Orr is director of business development for Brivo Systems, LLC, Bethesda, Md., which worked with St. John's High School and the Midland Borough School District (see sidebars). He can be reached at [email protected] or (240)271-8158.
St. John's High School: A Web-based system maintained onsite
St. John's College High School (SJC) is an independent, Catholic, co-educational college-preparatory school. Situated on a 27-acre campus in Washington, D.C., with 1,100 students and 150 faculty and staff, St. John's formerly secured its buildings with a standard lock-and-key system.
The SJC administration sought improved access technology to provide school administrators with maximum flexibility, using existing infrastructure, and give them a “tiered” management system to fit the overall needs of the school and each specific administrator.
The new Web-based, on-site data-storage control system enables SJC to schedule an open time for the building, as well as the ability to lock the building once everyone is inside after the official start of the day. Deliveries are buzzed in while the building is locked during these hours. As part of its emergency plan, St. John's also has installed a single-button “lock-down” for the entire campus. Other benefits include:
Improved access control, visibility and reporting.
Remote administration of the system from any Web browser anytime, anywhere.
Card and schedule management, and controlled and tracked access for the athletic building, which is used by 15 different athletic programs at different times of the year.
System scalability, flexibility and the ability to expand the system where and when appropriate.
Midland Borough Schools: A Web-hosted system deployed across multiple buildings
Prior to installing a new Web-hosted system, Midland Borough School District, Midland, Pa., left classroom doors open, and the back and loading-dock doors were unlocked at most times.
“There was basically access to the whole building,” said Kim Kaiser, dean of students/safety and security.
It's not that Midland had no security; the school had a card-reader access system, and employees were logged in as they entered the buildings. But Kaiser knew the school had to be more prepared.
“If we can get a few extra seconds or even minutes and buy some time for the emergency response personnel to get here, then we need to install the technology to ensure such capabilities,” he says.
Through a Web-hosted access-control system, the school's front, back, loading dock and teacher access doors are secured and monitored. Staff and teachers with access cards have easy access, but visitors must enter the school through a single point of entry, which also is under video surveillance. A keypad was installed on the front door along with an intercom. Midland Borough Schools has experienced other improvements to security and operations:
The system logs all activity. The school now has an accurate record of employees coming and going, can log in deliveries, and can confirm delivery times.

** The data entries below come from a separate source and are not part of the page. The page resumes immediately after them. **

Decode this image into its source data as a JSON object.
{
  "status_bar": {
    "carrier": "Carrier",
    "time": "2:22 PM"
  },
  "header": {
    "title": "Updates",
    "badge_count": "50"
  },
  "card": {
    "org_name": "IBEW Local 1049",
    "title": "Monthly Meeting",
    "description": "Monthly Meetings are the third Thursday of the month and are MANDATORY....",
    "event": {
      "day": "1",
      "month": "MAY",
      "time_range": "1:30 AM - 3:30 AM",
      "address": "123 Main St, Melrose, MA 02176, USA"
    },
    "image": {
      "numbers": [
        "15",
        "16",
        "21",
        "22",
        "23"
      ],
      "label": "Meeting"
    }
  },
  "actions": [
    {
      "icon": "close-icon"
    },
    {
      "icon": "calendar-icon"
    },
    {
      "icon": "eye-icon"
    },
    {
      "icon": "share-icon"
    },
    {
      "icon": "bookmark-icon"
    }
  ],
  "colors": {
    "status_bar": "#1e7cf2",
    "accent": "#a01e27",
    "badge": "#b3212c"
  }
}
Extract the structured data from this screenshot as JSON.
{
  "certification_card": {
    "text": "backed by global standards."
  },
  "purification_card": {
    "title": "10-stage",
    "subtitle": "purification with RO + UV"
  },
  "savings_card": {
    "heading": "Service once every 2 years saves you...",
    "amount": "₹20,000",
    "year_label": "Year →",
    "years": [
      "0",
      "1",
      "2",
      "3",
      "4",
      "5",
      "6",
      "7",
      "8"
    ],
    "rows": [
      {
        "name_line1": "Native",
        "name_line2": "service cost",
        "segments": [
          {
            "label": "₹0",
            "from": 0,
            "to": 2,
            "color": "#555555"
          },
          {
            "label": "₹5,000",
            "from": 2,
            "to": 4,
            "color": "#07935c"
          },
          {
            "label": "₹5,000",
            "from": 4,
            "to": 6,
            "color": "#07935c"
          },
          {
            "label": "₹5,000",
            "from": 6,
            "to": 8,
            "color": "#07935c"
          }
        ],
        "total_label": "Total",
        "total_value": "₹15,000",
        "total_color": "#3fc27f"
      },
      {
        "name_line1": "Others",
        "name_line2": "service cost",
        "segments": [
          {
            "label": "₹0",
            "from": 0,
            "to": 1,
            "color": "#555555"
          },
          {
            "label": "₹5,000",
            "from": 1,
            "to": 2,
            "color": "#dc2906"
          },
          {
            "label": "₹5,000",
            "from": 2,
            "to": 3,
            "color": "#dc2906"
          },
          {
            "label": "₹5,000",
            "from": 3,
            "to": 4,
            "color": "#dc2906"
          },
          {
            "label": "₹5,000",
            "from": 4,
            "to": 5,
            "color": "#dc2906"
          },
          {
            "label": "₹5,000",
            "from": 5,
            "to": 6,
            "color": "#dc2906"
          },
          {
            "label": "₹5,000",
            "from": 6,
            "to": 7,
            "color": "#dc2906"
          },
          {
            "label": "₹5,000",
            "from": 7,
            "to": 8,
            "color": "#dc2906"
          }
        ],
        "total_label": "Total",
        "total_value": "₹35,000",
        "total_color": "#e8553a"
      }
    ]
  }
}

The system enables Kaiser and his staff to lock down the entire building quickly and confidently.
- Midland staff needed minimal training to get up and running.
For more articles on security and life safety in education institutions, visit the Security “Articles by Topic” section at ASUmag.com.